App and web page records
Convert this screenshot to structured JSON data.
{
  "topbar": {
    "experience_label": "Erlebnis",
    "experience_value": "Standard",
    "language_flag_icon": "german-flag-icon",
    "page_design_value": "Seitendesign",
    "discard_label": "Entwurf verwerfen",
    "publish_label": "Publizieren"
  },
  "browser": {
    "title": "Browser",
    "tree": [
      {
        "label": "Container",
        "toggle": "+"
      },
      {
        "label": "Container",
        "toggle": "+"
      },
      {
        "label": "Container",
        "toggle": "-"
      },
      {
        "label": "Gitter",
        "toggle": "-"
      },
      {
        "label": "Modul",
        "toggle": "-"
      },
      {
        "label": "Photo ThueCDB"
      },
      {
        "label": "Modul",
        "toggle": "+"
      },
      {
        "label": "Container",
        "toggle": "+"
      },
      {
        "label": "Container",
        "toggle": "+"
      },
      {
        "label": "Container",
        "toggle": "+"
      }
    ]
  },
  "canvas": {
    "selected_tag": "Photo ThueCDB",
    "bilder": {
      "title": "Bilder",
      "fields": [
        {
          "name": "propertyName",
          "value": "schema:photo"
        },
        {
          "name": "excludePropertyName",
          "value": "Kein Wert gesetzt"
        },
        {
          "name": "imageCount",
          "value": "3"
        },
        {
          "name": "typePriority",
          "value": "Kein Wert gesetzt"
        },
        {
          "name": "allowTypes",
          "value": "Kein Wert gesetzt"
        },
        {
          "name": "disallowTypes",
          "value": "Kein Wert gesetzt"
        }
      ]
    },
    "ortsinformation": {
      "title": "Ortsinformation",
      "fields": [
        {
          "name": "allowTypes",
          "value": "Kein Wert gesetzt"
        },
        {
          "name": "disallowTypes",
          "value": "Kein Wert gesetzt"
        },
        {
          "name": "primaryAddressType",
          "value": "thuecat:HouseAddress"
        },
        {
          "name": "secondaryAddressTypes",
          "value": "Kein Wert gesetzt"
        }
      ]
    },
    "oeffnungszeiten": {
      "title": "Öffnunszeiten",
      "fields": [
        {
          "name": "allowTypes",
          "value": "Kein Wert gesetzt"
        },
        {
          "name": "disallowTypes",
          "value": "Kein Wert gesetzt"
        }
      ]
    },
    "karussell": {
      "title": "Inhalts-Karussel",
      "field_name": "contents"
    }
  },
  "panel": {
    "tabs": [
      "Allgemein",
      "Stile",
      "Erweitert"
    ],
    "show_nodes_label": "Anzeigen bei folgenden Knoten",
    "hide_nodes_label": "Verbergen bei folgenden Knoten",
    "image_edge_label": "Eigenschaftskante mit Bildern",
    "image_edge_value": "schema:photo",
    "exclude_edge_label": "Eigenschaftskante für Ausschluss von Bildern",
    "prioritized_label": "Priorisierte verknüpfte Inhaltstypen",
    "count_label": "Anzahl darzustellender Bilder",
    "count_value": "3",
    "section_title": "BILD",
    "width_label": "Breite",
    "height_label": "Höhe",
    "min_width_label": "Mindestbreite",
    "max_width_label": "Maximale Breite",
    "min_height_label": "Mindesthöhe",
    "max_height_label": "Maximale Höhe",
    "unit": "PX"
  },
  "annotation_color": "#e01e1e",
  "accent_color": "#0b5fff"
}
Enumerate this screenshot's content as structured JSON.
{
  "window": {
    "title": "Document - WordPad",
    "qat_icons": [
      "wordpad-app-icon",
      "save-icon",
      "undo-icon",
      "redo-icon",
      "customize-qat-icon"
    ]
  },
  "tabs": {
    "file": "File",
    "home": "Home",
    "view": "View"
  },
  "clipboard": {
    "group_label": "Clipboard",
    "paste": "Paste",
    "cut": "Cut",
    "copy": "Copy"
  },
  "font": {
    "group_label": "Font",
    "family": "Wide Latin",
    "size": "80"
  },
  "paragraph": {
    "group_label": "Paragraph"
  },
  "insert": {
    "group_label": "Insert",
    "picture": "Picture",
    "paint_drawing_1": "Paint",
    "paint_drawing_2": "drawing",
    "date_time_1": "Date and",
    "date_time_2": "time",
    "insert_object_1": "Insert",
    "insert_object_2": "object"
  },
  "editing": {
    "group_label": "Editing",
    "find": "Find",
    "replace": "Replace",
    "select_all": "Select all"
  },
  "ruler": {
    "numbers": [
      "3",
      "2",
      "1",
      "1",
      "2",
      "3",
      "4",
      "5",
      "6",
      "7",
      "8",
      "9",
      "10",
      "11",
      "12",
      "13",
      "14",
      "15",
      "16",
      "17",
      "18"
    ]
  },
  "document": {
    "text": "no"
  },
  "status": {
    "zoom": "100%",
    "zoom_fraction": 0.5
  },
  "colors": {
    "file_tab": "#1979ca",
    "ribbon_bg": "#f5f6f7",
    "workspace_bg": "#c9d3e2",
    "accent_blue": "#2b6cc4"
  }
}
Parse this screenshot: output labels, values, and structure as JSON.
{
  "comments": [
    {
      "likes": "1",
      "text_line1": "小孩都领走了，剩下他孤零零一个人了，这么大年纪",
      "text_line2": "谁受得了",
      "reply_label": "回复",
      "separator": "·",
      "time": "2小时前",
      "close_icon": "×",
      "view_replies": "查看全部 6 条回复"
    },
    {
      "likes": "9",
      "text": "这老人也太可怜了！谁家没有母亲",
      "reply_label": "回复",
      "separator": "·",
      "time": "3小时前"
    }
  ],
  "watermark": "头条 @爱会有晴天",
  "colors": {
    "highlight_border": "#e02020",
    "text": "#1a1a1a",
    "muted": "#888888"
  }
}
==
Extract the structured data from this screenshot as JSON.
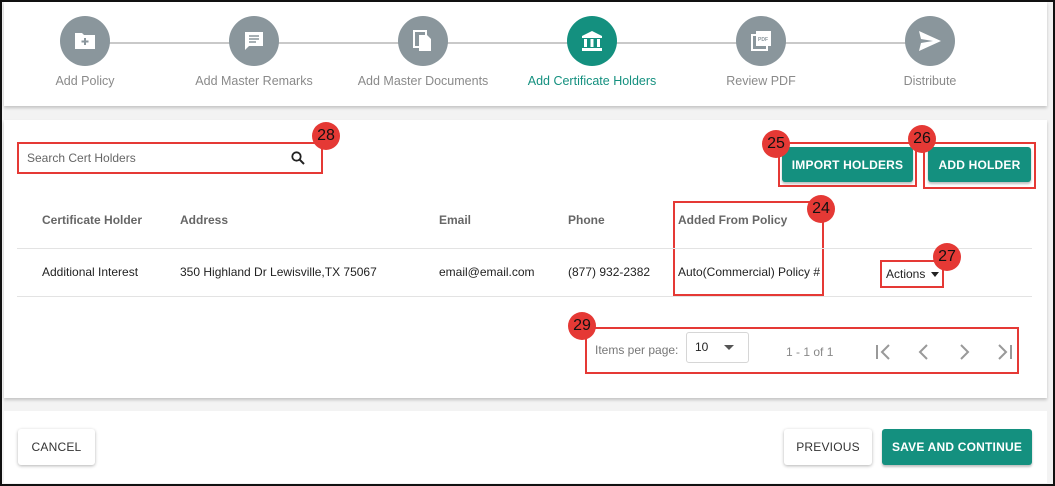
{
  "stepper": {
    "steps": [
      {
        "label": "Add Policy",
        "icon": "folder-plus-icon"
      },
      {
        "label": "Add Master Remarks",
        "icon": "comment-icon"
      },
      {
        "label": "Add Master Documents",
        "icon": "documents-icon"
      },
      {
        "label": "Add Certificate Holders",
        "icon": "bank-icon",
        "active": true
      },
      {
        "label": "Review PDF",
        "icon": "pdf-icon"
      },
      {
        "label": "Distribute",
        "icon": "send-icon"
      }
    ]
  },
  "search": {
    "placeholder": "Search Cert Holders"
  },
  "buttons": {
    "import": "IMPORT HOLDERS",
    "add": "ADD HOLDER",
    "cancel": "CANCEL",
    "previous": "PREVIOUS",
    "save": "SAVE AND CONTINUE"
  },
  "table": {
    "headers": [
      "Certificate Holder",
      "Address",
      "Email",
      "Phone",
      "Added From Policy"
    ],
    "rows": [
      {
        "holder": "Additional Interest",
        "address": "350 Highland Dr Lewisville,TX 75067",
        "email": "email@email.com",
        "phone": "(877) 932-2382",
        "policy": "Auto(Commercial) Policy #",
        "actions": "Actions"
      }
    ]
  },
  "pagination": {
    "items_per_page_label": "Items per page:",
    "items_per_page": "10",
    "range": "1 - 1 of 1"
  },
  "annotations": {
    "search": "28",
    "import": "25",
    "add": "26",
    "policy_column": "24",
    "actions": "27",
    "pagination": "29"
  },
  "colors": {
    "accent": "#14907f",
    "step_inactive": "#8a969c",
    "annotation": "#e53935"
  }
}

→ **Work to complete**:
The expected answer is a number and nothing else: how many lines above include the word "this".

→ **Exercise response**:
4